L’abîme d’espoir

Arts: Cinema

L’abîme d’espoir (The Abyss of Hope)

Poignant story of love, jazz and steam engines from The French-Canadian Film Board

Review originally published GTG May 2009


Montreal, Apr 19th:

Where do I start with this stunning story?

This is the long awaited biopic of Rip Street, the legendary Montreal jazz quartet fronted by the late Stefan Melon, immortal champion of New Wave Candescent Jazz. Directed in black and white by arthouse cinema legend Claude Bardot (credits: Le déchirement de soif, L’amour de vapeur, Lesbo Teen Killers 1 – 7) and staring French idol Jean Michelle LeGroin (credits: Le Paradoxe de Waddon, Durer l’arrêt Ville Grise, Lesbo Teen Killers 4 & 6) this film is worth the wait.

The renowned quartet, a group of tone deaf steam enthusiasts, took jazz to new heights of surrealism during the heady winter of ’73. Then, just when it seemed they had the whole of Quebec at their feet it all ended as quickly as it had begun, with Stefan’s tragic suicide over his lost love Olga.

Such was the excitement among the group’s fans that pirated copies of the movie were in circulation before filming had even begun. But however eager you may be I recommend you wait for the official version. The pirate copies are spoilt by tinny soundtracks and clumsy overdubbing in Cantonese which undermines the brooding atmosphere of early ’70s Montreal.

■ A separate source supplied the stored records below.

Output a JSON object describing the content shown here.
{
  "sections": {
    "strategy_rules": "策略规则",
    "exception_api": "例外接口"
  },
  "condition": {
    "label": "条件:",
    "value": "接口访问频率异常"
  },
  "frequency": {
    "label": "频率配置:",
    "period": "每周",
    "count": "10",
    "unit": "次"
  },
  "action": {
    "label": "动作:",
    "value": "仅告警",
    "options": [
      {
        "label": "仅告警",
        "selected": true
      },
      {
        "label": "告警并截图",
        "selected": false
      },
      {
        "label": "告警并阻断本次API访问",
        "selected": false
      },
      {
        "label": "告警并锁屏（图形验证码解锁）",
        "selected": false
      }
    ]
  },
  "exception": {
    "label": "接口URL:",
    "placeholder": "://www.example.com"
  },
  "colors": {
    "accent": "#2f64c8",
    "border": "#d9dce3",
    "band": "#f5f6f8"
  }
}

The story starts in spring 1973 with the chance meeting at a steam fair of the quartet’s three members: Stefan (trumpet, vocals); Louis Mounthatton (drums), and the incomparable Hugo Creldo, a certified schizophrenic able to simultaneously play two instruments (sax & double base).

Each struggling with their own demons and an obsession with model steam engines, the group finds mutual salvation in their common interest in cutting edge jazz. Together they created and refined the New Wave Candescent Sound, which although using only two notes (3 at weekends) nevertheless managed to merge the better elements of freeform jazz and funk with a subtle groove element and a cheeky hint of calypso that endeared them to so many fans.

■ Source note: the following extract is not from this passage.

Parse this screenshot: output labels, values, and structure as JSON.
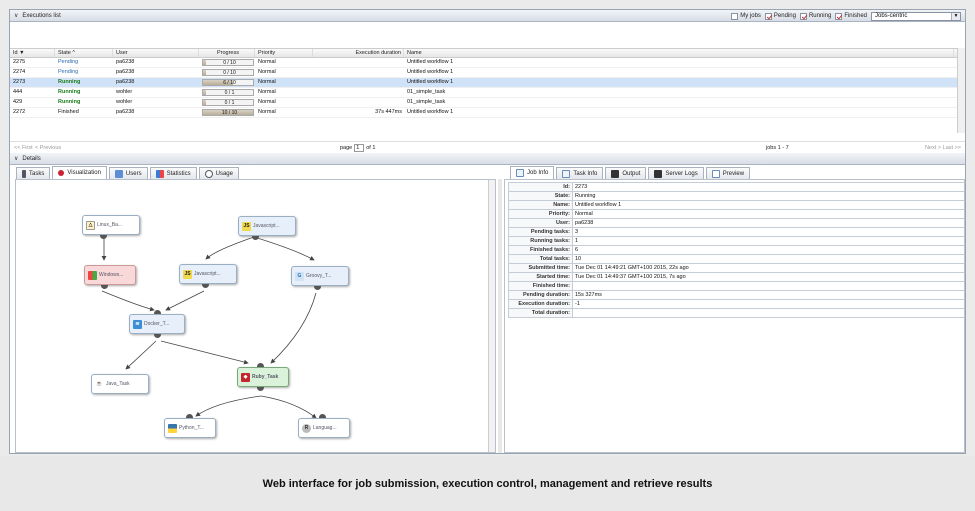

The highlight of the film is the 45 minute leaf-fall sequence, filmed in a single intense shot, when Stefan considers life without love or epoxy resin. I was transfixed as Stefan watched a sequence of leaves falling from a dying maple tree. 1…2……..3……….4 the leaves fall, barely five minutes between each, whilst Stefan sits in absolute silence, a single tear forming in his eye. By the 7th leaf I was on the edge of my seat! Would there be 8? 9 even? I was gasping with excitement, but won’t spoil it for you: you’ll have to see the film to find out!

Stefan is saved from his morose self lothing when he is bumped into by Olga, a quadriplegic Russian emigre jazz singer (‘The Singing Torpedo’) who is having difficulty steering her motorized iron lung. They fall instantly in love, and head back to her flat for an erotically charged night driven by lust as they make passionate love in her iron lung. The scene is spoilt by their sharing a post coital cigaret, which was a little in bad taste I think, and is probably responsible for the film’s 18 certificate.

Sadly, as we all know, the ever fickle Olga (for whom the relationship was only ever physical) runs, or rather rolls off with an itinerant dock worker, leaving Stefan in the depths of despair. Unable to face life without Olga, Stefan decides to kill himself by listening to a constant loop recording of Highland Dance music.

In a cruel twist we think it all might end well, as Olga realizes her mistake and rushes back to find Stefan, only to fail when a wheel falls off her iron lung, leaving her desperately waiting for roadside assistance whilst in a split screen (nice period touch – Ed) we see Stefan drifting into an agonized oblivion to the sound of Scotland The Brave.

If I could find one other fault with the production, it is in the attempt to tell such a rich story in only 4 and a half hours. I for one wished for at least another hour. But commercial constraints being what they are, its hard to fault. Simply brilliant!

Crispen de la Bon

L’abîme d’espoir (The Abyss of Hope)

Rating:               18
Running time:         270 minutes
Director:             Claude Bardot
Starring:             Jean Michelle LeGroin, Olga ‘The Singing Torpedo’ (as herself)
Greyscale Rating:     Platinum